running shoes

2013 Boston Marathon

marathon

At this stage they don’t know who is responsible.  Some are pointing to anti-U.S. fundamentalists, and some suggest domestic terrorists.  A suspect believed to be a foreign national who was carrying a mysterious backpack was implicated.  But the fact that the bombings took place in Boston on Patriots Day, and on the day Americans’ taxes are due, has some people blaming U.S. right-wing extremists.  There’s just not enough evidence yet, so it could be none of the above.

The Boston Marathon brings citizens together from across the globe in a non-competitive athletic pursuit (“non-competitive” in the sense that the runners are testing themselves more than trying to outdo their opponents).  Even though world-class runners are involved, the 26.2 is special because it’s open to everyone.  You don’t have to be exceptionally skilled or selected to an elite team, as in most other sports.  You just need to be reasonably healthy and put in the work.  The Boston Marathon is the oldest and most prestigious race, and extremely popular worldwide, so qualifying times are needed to limit the field.  For those who reach the starting line – never mind finish line – it is a special moment.

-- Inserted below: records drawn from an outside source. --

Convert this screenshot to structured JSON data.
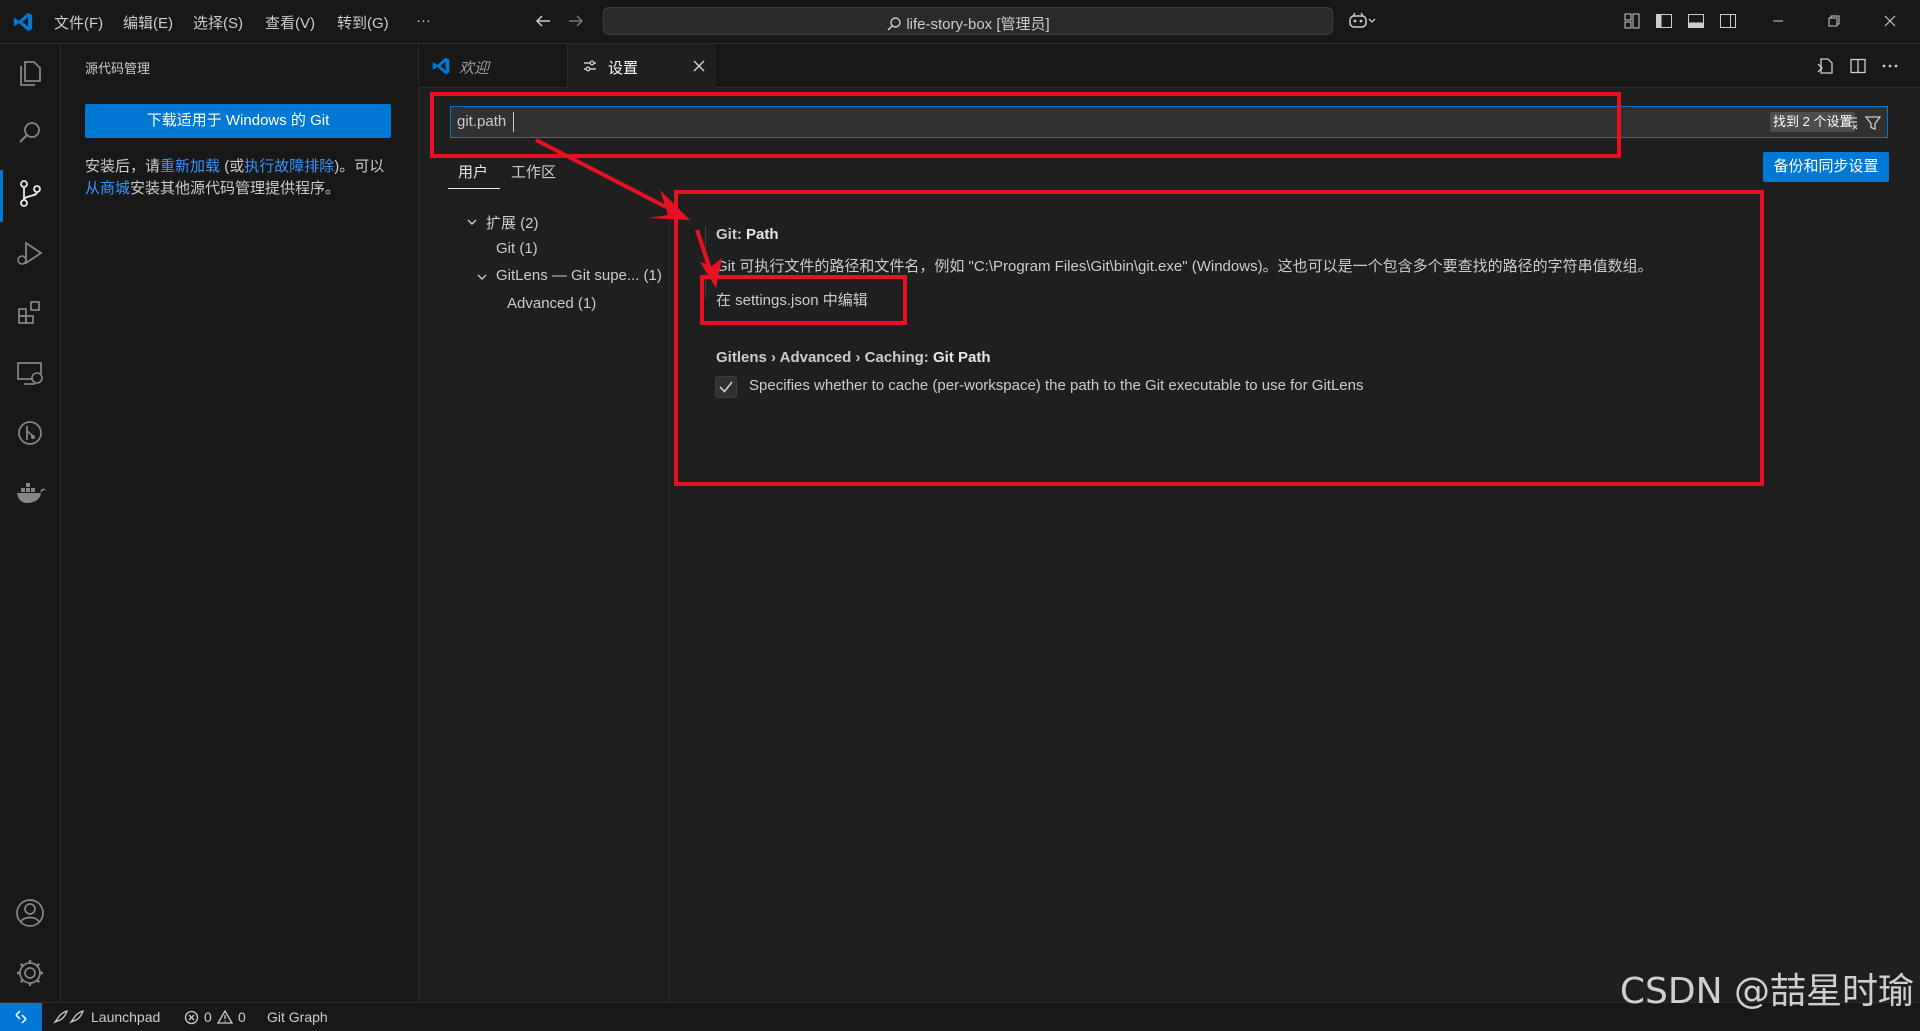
{
  "titlebar": {
    "menus": [
      "文件(F)",
      "编辑(E)",
      "选择(S)",
      "查看(V)",
      "转到(G)",
      "···"
    ],
    "search_text": "life-story-box [管理员]"
  },
  "sidebar": {
    "title": "源代码管理",
    "download_button": "下载适用于 Windows 的 Git",
    "text_1": "安装后，请",
    "link_reload": "重新加载",
    "text_2": " (或",
    "link_troubleshoot": "执行故障排除",
    "text_3": ")。可以",
    "link_marketplace": "从商城",
    "text_4": "安装其他源代码管理提供程序。"
  },
  "tabs": {
    "welcome": "欢迎",
    "settings": "设置"
  },
  "settings": {
    "search_value": "git.path",
    "found_badge": "找到 2 个设置",
    "scope_user": "用户",
    "scope_workspace": "工作区",
    "backup_button": "备份和同步设置",
    "tree": {
      "extensions": "扩展 (2)",
      "git": "Git (1)",
      "gitlens": "GitLens — Git supe... (1)",
      "advanced": "Advanced (1)"
    },
    "items": [
      {
        "category": "Git: ",
        "name": "Path",
        "description": "Git 可执行文件的路径和文件名，例如 \"C:\\Program Files\\Git\\bin\\git.exe\" (Windows)。这也可以是一个包含多个要查找的路径的字符串值数组。",
        "link": "在 settings.json 中编辑"
      },
      {
        "category": "Gitlens › Advanced › Caching: ",
        "name": "Git Path",
        "description": "Specifies whether to cache (per-workspace) the path to the Git executable to use for GitLens",
        "checked": true
      }
    ]
  },
  "statusbar": {
    "launchpad": "Launchpad",
    "errors": "0",
    "warnings": "0",
    "git_graph": "Git Graph"
  },
  "watermark": "CSDN @喆星时瑜",
  "colors": {
    "accent": "#0078d4",
    "annotation": "#e81123",
    "link": "#3794ff"
  }
}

I did the race back in 1999.  Truthfully, it wasn’t one of my favorite marathons.  Thousands of us were corralled in a large field in nearby Hopkinton for several hours before the start, and the long wait was frustrating.  After the gun went off, I was hoping to run a certain time, but I surrendered this idea when I realized my pace was compromised by the huge pack.  Although the crowd support was phenomenal, the mass of spectators and narrow streets created a claustrophobic sensation.  Forget infamous Heartbreak Hill; I felt like peanut butter smeared between two slices of bread the whole race!  My finish time is still a personal best.  But I couldn’t wait to grab my banana and bagel and get over to Walden Pond.

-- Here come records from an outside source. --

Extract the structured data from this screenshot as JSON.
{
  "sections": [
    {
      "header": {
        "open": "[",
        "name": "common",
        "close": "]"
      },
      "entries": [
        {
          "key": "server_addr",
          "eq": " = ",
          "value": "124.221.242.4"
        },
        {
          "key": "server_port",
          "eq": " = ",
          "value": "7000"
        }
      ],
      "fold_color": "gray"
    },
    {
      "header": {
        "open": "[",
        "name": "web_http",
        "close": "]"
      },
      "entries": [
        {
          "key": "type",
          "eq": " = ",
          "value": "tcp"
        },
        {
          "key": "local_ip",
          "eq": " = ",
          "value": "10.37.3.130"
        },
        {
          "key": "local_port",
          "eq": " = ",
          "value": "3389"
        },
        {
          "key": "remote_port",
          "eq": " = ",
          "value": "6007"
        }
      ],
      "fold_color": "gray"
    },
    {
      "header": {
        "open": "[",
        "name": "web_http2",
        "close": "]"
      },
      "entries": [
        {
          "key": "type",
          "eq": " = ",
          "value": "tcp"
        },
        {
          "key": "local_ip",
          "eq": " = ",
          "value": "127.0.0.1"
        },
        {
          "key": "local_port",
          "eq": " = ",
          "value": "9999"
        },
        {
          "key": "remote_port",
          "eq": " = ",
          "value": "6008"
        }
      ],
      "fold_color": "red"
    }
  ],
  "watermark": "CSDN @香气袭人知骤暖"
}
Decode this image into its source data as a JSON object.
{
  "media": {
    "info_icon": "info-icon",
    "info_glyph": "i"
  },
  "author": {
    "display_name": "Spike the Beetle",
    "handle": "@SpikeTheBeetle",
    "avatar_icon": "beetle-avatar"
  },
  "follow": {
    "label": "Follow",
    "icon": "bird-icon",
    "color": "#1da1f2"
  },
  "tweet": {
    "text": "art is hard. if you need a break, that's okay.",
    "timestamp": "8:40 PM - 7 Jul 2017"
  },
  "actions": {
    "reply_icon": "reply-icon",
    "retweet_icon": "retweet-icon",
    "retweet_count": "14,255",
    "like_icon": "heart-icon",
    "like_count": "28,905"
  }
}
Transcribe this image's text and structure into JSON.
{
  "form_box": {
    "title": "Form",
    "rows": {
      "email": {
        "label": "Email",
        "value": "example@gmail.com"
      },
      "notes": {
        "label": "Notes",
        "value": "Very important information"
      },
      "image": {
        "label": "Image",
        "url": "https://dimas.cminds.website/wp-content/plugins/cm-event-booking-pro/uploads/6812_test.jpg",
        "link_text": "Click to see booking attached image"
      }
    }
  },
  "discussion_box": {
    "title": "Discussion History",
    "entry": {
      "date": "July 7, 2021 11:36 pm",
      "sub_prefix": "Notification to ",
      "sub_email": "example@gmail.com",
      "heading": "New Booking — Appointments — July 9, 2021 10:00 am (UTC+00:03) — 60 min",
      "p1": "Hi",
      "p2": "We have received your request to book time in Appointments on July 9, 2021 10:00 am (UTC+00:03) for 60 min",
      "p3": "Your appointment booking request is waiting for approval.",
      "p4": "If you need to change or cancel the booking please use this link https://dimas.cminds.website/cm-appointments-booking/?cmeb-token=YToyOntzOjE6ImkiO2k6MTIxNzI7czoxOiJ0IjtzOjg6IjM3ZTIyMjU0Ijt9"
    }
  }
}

But maybe I missed the point.  The Boston Marathon, and in fact all distance races, are about feeling good about yourself, celebrating your health and life, and making contact with others: runners, volunteers, spectators…being human together in a community.  The runners all have separate stories, and live in vastly different places and under different circumstances, but we all have a similar, small achievement to be proud of.  The barriers are broken down.  The university kid from Ukraine is on equal terms with the fruit stand clerk from Brooklyn.  It’s  a democracy.   In the “corral,” I met a guy from Germany who shared his background with me.  And I shared mine with him.  I didn’t see him after the race, but I later saw his name in the results brochure and circled it.  He may have done the same with me.

The finish on Boylston Street was extraordinary.  Here, the road widened out.  On either side were hundreds of spectators and family members, seemingly ten feet deep.  The cheering was tremendous.  I knew my wife was there somewhere, but didn’t know the exact spot.  She saw me and took a couple pictures of an exhausted old man (at least that’s how I looked when I later saw the photos).  She’d also made the acquaintance of a couple from Holland, who were there to cheer on their loved one.  I remember stopping to stretch my calves about a hundred yards from the finish line.  I wasn’t pooping out, just wanted to stretch.  But these two big guys came up from behind, lifted me up under my arms, and literally carried me to the finish.  I tried to tell them “It’s ok fellas, I just want to stretch,” but they didn’t hear me due to the eruption from the spectators, who were affected by the scene.

I’ll never understand how humans can be so hateful as to want to take innocent lives.